You need to find the values of the stars before you can apply normal Sudoku rules.
Four small numbers give the clue to the contents of the four
This sudoku requires you to have "double vision" - two Sudoku's for
the price of one
A Sudoku based on clues that give the differences between adjacent cells.
Imagine a stack of numbered cards with one on top. Discard the top,
put the next card to the bottom and repeat continuously. Can you
predict the last card?
Special clue numbers related to the difference between numbers in
two adjacent cells and values of the stars in the "constellation"
make this a doubly interesting problem.
Use the differences to find the solution to this Sudoku.
A pair of Sudokus with lots in common. In fact they are the same problem but rearranged. Can you find how they relate to solve them both?
A pair of Sudoku puzzles that together lead to a complete solution.
This second Sudoku article discusses "Corresponding Sudokus" which are pairs of Sudokus with terms that can be matched using a substitution rule.
Find a cuboid (with edges of integer values) that has a surface
area of exactly 100 square units. Is there more than one? Can you
find them all?
60 pieces and a challenge. What can you make and how many of the
pieces can you use creating skeleton polyhedra?
This pair of linked Sudokus matches letters with numbers and hides a seasonal greeting. Can you find it?
The puzzle can be solved with the help of small clue-numbers which
are either placed on the border lines between selected pairs of
neighbouring squares of the grid or placed after slash marks on. . . .
Can you use your powers of logic and deduction to work out the missing information in these sporty situations?
Arrange the digits 1, 1, 2, 2, 3 and 3 so that between the two 1's
there is one digit, between the two 2's there are two digits, and
between the two 3's there are three digits.
In this Sudoku, there are three coloured "islands" in the 9x9 grid.
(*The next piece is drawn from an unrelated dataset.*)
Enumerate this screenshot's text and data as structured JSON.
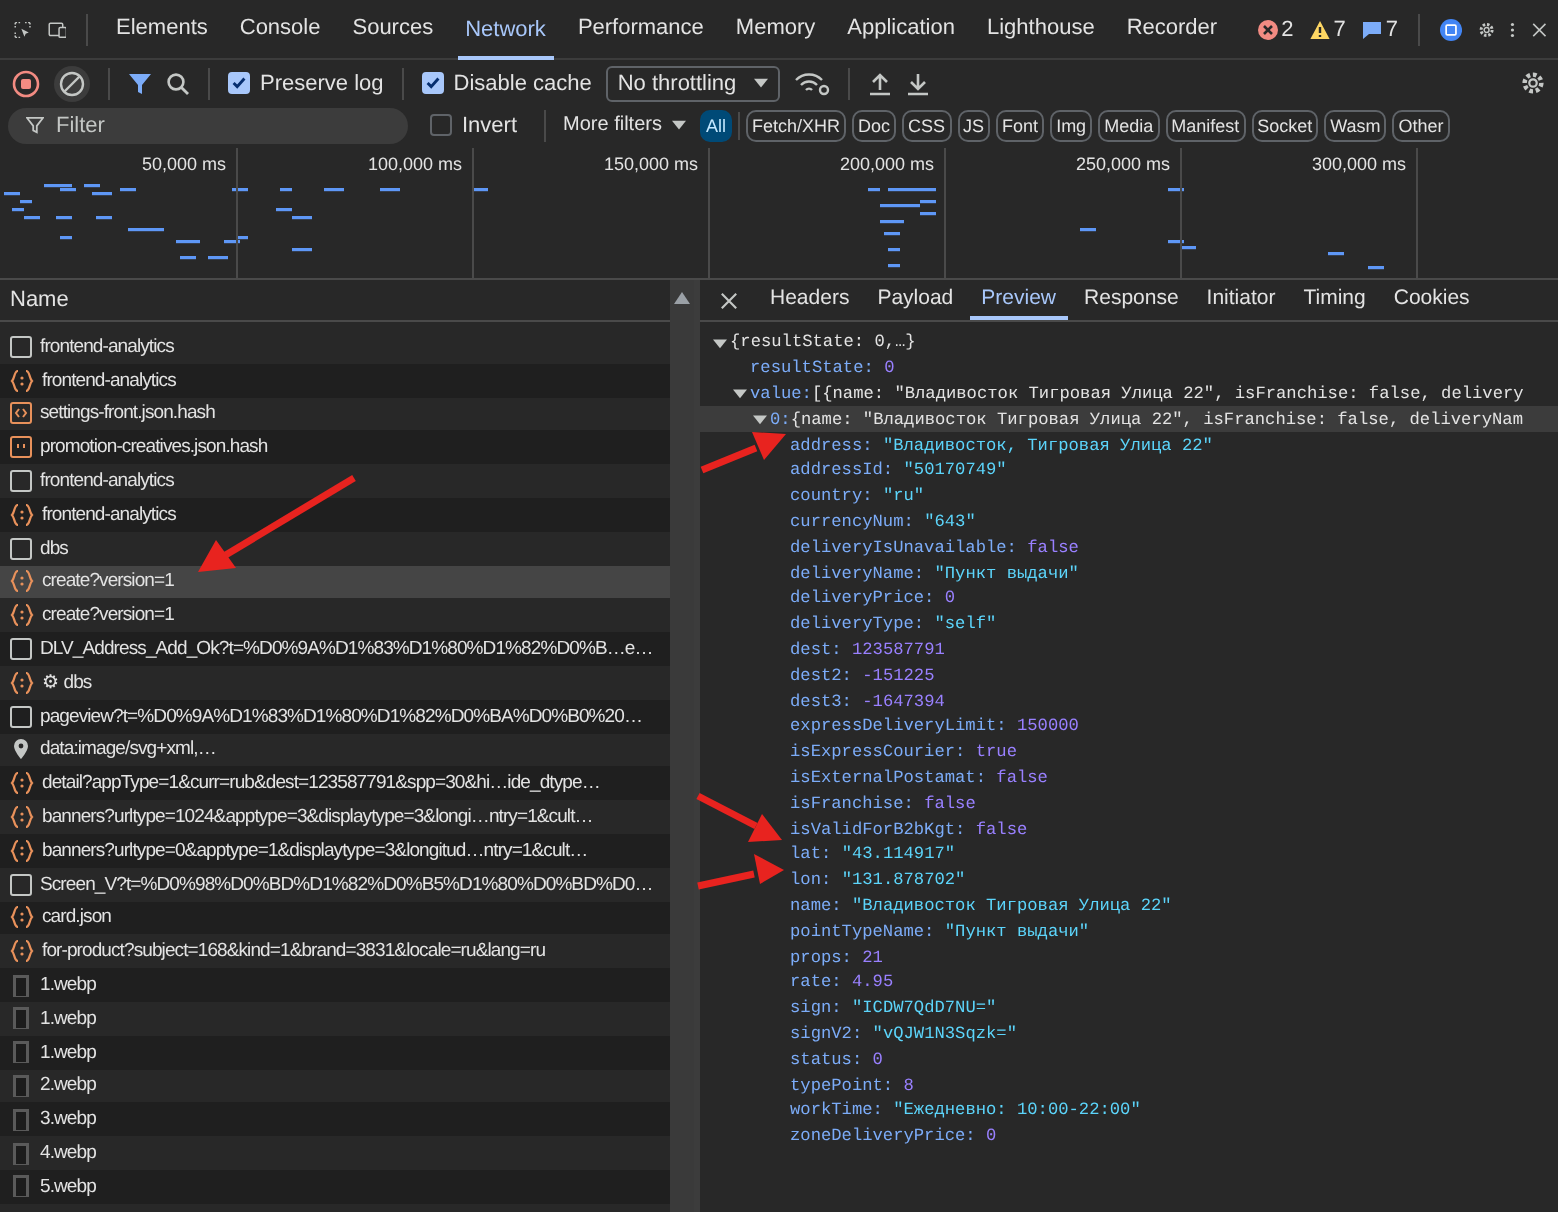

Within each "island" EVERY group of nine cells that form a 3x3 square must contain the numbers 1 through 9.
This Sudoku combines all four arithmetic operations.
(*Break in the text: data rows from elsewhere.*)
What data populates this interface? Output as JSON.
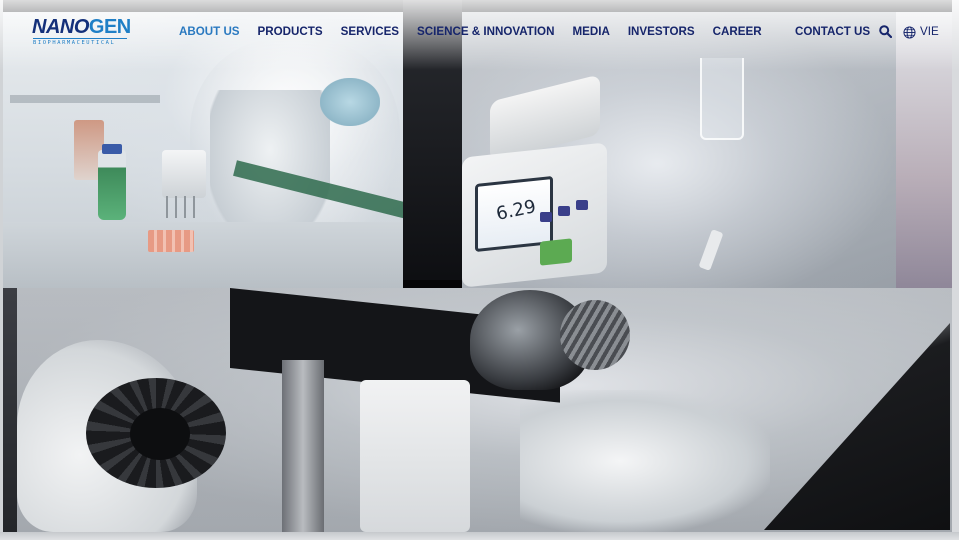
{
  "logo": {
    "name_part1": "NANO",
    "name_part2": "GEN",
    "tagline": "BIOPHARMACEUTICAL",
    "colors": {
      "primary": "#14307a",
      "accent": "#1f7fc6"
    }
  },
  "nav": {
    "items": [
      {
        "label": "ABOUT US",
        "active": true
      },
      {
        "label": "PRODUCTS",
        "active": false
      },
      {
        "label": "SERVICES",
        "active": false
      },
      {
        "label": "SCIENCE & INNOVATION",
        "active": false
      },
      {
        "label": "MEDIA",
        "active": false
      },
      {
        "label": "INVESTORS",
        "active": false
      },
      {
        "label": "CAREER",
        "active": false
      }
    ],
    "colors": {
      "text": "#16256b",
      "active": "#2a79c0"
    }
  },
  "header_right": {
    "contact_label": "CONTACT US",
    "search_icon": "search-icon",
    "globe_icon": "globe-icon",
    "language_label": "VIE"
  },
  "hero": {
    "photos": [
      {
        "subject": "lab-technicians-pipetting"
      },
      {
        "subject": "ph-meter-reading"
      },
      {
        "subject": "microscope-adjustment"
      }
    ],
    "meter_reading": "6.29"
  }
}
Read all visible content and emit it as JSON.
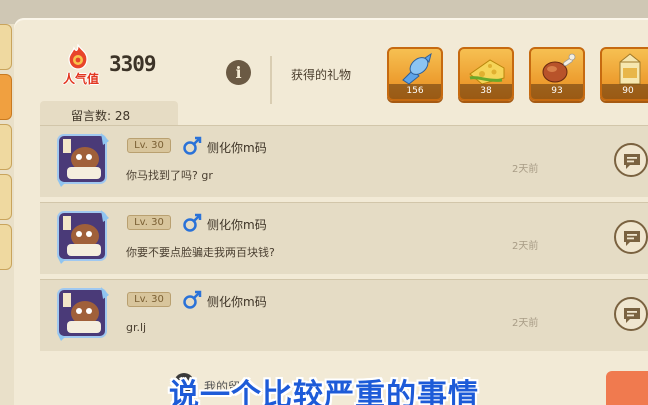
{
  "popularity": {
    "label": "人气值",
    "score": "3309"
  },
  "info_icon": "i",
  "gifts": {
    "label": "获得的礼物",
    "items": [
      {
        "name": "candy-icon",
        "count": "156"
      },
      {
        "name": "cheese-icon",
        "count": "38"
      },
      {
        "name": "drumstick-icon",
        "count": "93"
      },
      {
        "name": "milk-carton-icon",
        "count": "90"
      }
    ]
  },
  "messages": {
    "count_label": "留言数: 28",
    "items": [
      {
        "level": "Lv. 30",
        "nickname": "侧化你m码",
        "text": "你马找到了吗? gr",
        "time": "2天前"
      },
      {
        "level": "Lv. 30",
        "nickname": "侧化你m码",
        "text": "你要不要点脸骗走我两百块钱?",
        "time": "2天前"
      },
      {
        "level": "Lv. 30",
        "nickname": "侧化你m码",
        "text": "gr.lj",
        "time": "2天前"
      }
    ]
  },
  "bottom_peek": "我的留",
  "subtitle": "说一个比较严重的事情",
  "colors": {
    "accent_orange": "#e88a1c",
    "male_blue": "#2a72d8",
    "subtitle_blue": "#1d5bd8"
  }
}
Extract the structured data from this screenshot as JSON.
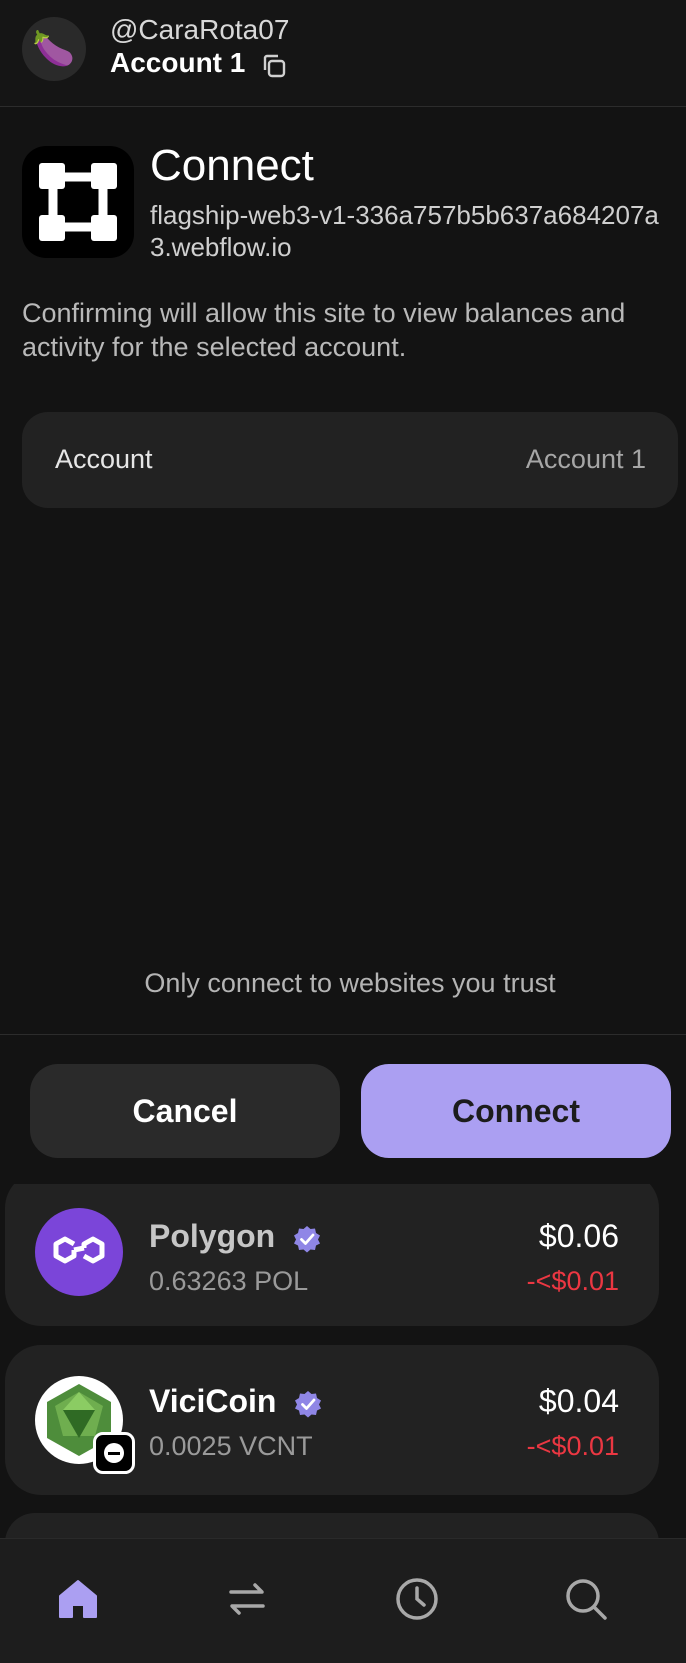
{
  "header": {
    "avatar_emoji": "🍆",
    "username": "@CaraRota07",
    "account_name": "Account 1"
  },
  "connect": {
    "title": "Connect",
    "site_url": "flagship-web3-v1-336a757b5b637a684207a3.webflow.io",
    "description": "Confirming will allow this site to view balances and activity for the selected account.",
    "account_label": "Account",
    "account_value": "Account 1",
    "trust_note": "Only connect to websites you trust",
    "cancel_label": "Cancel",
    "connect_label": "Connect"
  },
  "tokens": [
    {
      "name": "Polygon",
      "amount": "0.63263 POL",
      "value": "$0.06",
      "change": "-<$0.01",
      "icon": "polygon-icon"
    },
    {
      "name": "ViciCoin",
      "amount": "0.0025 VCNT",
      "value": "$0.04",
      "change": "-<$0.01",
      "icon": "vicicoin-icon"
    }
  ],
  "nav": [
    "home-icon",
    "swap-icon",
    "history-icon",
    "search-icon"
  ],
  "colors": {
    "background": "#131313",
    "card": "#222222",
    "accent": "#ab9ff2",
    "negative": "#eb3742",
    "verified": "#8f86e6"
  }
}
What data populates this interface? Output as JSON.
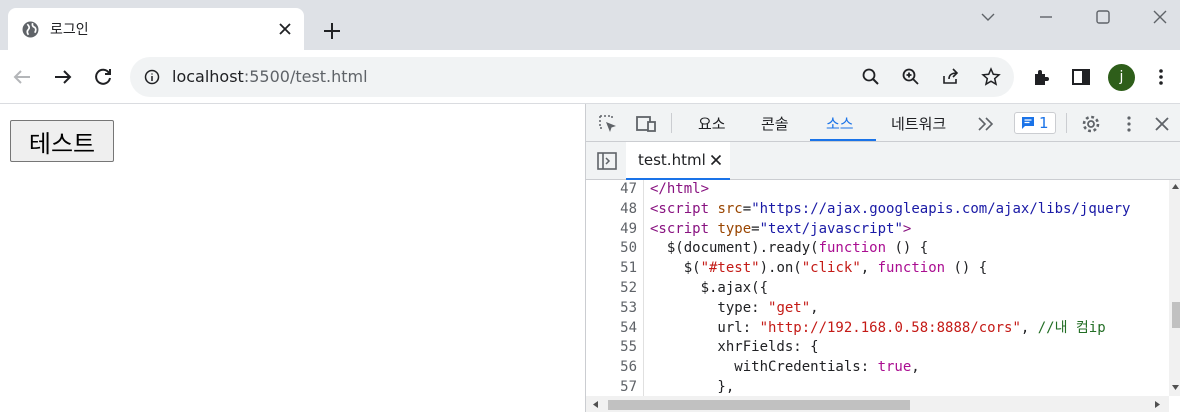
{
  "browser": {
    "tab_title": "로그인",
    "url_host": "localhost",
    "url_rest": ":5500/test.html",
    "avatar_letter": "j"
  },
  "page": {
    "button_label": "테스트"
  },
  "devtools": {
    "tabs": [
      "요소",
      "콘솔",
      "소스",
      "네트워크"
    ],
    "active_tab": "소스",
    "issues_count": "1",
    "file_tab": "test.html",
    "line_numbers": [
      "47",
      "48",
      "49",
      "50",
      "51",
      "52",
      "53",
      "54",
      "55",
      "56",
      "57"
    ],
    "code_lines": [
      "</html>",
      "<script src=\"https://ajax.googleapis.com/ajax/libs/jquery",
      "<script type=\"text/javascript\">",
      "  $(document).ready(function () {",
      "    $(\"#test\").on(\"click\", function () {",
      "      $.ajax({",
      "        type: \"get\",",
      "        url: \"http://192.168.0.58:8888/cors\", //내 컴ip",
      "        xhrFields: {",
      "          withCredentials: true,",
      "        },"
    ]
  },
  "colors": {
    "accent": "#1a73e8",
    "avatar_bg": "#2e5e1a"
  }
}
This Sudoku requires you to do some working backwards before working forwards.
Solve the equations to identify the clue numbers in this Sudoku problem.
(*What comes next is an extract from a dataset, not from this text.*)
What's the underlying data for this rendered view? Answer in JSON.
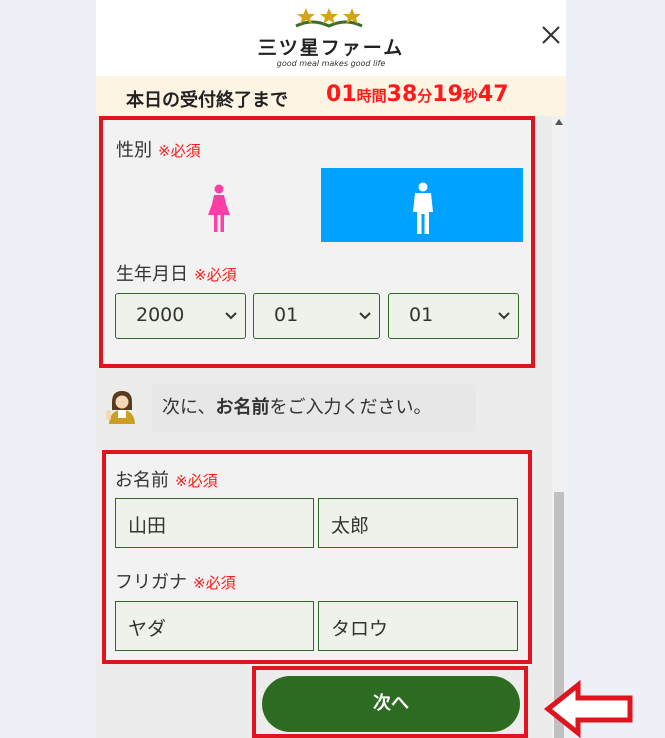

Each of the main diagonals of this sudoku must contain the numbers
1 to 9 and each rectangle width the numbers 1 to 4.
Each clue number in this sudoku is the product of the two numbers in adjacent cells.
A particular technique for solving Sudoku puzzles, known as "naked pair", is explained in this easy-to-read article.
This is a variation of sudoku which contains a set of special clue-numbers. Each set of 4 small digits stands for the numbers in the four cells of the grid adjacent to this set.
Two sudokus in one. Challenge yourself to make the necessary
A Sudoku that uses transformations as supporting clues.
This Sudoku, based on differences. Using the one clue number can you find the solution?
This Sudoku puzzle can be solved with the help of small clue-numbers on the border lines between pairs of neighbouring squares of the grid.
Use the clues about the shaded areas to help solve this sudoku
Play the divisibility game to create numbers in which the first two digits make a number divisible by 2, the first three digits make a number divisible by 3...
This package contains a collection of problems from the NRICH
website that could be suitable for students who have a good
understanding of Factors and Multiples and who feel ready to take
on some. . . .
Charlie and Abi put a counter on 42. They wondered if they could visit all the other numbers on their 1-100 board, moving the counter using just these two operations: x2 and -5. What do you think?
Take three whole numbers. The differences between them give you
three new numbers. Find the differences between the new numbers and
keep repeating this. What happens?
In this article, the NRICH team describe the process of selecting solutions for publication on the site.
Four numbers on an intersection that need to be placed in the
surrounding cells. That is all you need to know to solve this
Ben passed a third of his counters to Jack, Jack passed a quarter
of his counters to Emma and Emma passed a fifth of her counters to
Ben. After this they all had the same number of counters.
A Sudoku with a twist.